Fossil seaward-dipping reflector sequences preserved in southeastern Australia: a 600 Ma volcanic passive margin in eastern Gondwanaland
journal contributionposted on 2023-05-25, 23:54 authored by Direen, NG, Crawford, AJ
Evidence for a c. 600 Ma rifted passive margin in eastern Australia exists in the form of multiple belts of mafic volcanic rocks preserved along the western margin of the Tasman Fold Belt System, and giving rise to elongate magnetic anomalies. Outcrop, drillhole and geophysical evidence points to piles of lavas, volcaniclastic and intrusive rocks up to 6 km thick, extending for strike lengths of hundreds of kilometres in individual segments. The distinctive, unifying characteristics of these piles are apparent common formation ages (600-580 Ma), presence of early more landward transitional alkaline basalts, and more seaward abundant rift tholeiites, with high-temperature picrites and olivine-rich basalts at most localities. Despite later structural reorganization, these belts have close geochemical, geometric and lithological affinities with Mesozoic seaward-dipping reflector sequences along the North Atlantic, and northwestern Australian volcanic passive margins, and strongly imply the formation of a volcanic passive margin in eastern Gondwanaland at the close of the Neoproterozoic. Recognition of this event has implications for the position of an implied earlier rifted margin related to the break-up of Rodinia around 780 Ma. A rifting event at 600 Ma in eastern Gondwanaland helps explain both the lack of evidence for volcanism from Rodinia break-up, and a widespread 600 Ma population of inherited zircons within rocks of the Lachlan Orogen, which developed outboard of the passive margin in earliest Palaeozoic time.

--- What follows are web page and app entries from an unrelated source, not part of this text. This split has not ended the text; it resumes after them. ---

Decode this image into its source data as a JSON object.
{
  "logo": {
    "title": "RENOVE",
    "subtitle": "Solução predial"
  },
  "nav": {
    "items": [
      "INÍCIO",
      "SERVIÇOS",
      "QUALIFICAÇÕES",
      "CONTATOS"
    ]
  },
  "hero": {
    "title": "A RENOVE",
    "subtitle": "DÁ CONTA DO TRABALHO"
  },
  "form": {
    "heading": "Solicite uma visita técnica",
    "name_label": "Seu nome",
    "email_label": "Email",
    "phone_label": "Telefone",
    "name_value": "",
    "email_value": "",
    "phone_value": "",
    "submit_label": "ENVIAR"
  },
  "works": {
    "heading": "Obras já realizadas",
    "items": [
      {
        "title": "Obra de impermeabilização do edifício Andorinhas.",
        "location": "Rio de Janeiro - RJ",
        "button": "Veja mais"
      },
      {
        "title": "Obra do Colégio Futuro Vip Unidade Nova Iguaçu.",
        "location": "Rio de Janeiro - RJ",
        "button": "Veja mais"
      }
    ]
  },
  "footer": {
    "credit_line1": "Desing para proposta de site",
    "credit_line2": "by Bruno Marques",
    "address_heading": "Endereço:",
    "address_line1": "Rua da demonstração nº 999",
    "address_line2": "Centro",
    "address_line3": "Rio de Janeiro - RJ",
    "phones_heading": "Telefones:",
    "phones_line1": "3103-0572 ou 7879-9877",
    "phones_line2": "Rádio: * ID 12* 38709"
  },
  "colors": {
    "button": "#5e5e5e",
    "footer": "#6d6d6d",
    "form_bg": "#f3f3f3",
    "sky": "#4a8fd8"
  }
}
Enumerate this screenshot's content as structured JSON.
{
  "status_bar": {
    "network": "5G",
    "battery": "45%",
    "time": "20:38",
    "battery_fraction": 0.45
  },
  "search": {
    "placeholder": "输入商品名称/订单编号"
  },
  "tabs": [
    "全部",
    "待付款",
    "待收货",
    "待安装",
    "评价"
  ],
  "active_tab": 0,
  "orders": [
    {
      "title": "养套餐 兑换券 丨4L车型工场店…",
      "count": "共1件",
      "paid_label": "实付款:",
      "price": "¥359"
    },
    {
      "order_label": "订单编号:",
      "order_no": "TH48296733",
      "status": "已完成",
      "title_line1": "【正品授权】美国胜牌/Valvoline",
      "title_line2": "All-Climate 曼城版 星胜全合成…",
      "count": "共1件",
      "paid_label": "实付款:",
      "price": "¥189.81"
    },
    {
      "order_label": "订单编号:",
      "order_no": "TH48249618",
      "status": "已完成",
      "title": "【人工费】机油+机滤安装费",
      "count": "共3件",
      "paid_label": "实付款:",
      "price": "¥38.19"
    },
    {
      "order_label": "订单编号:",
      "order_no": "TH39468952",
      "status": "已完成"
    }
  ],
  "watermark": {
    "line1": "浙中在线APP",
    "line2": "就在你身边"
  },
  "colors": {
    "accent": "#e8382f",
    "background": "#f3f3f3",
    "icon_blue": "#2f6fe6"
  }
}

Publication titleJournal of the Geological Society, London
Rights statementThis material has been published in Journal of the Geological Society, London, 160. 2003, pp.985-990, the only definitive repository of the content that has been certified and accepted after peer review. Copyright and all rights therein are retained by The Geological Society of London.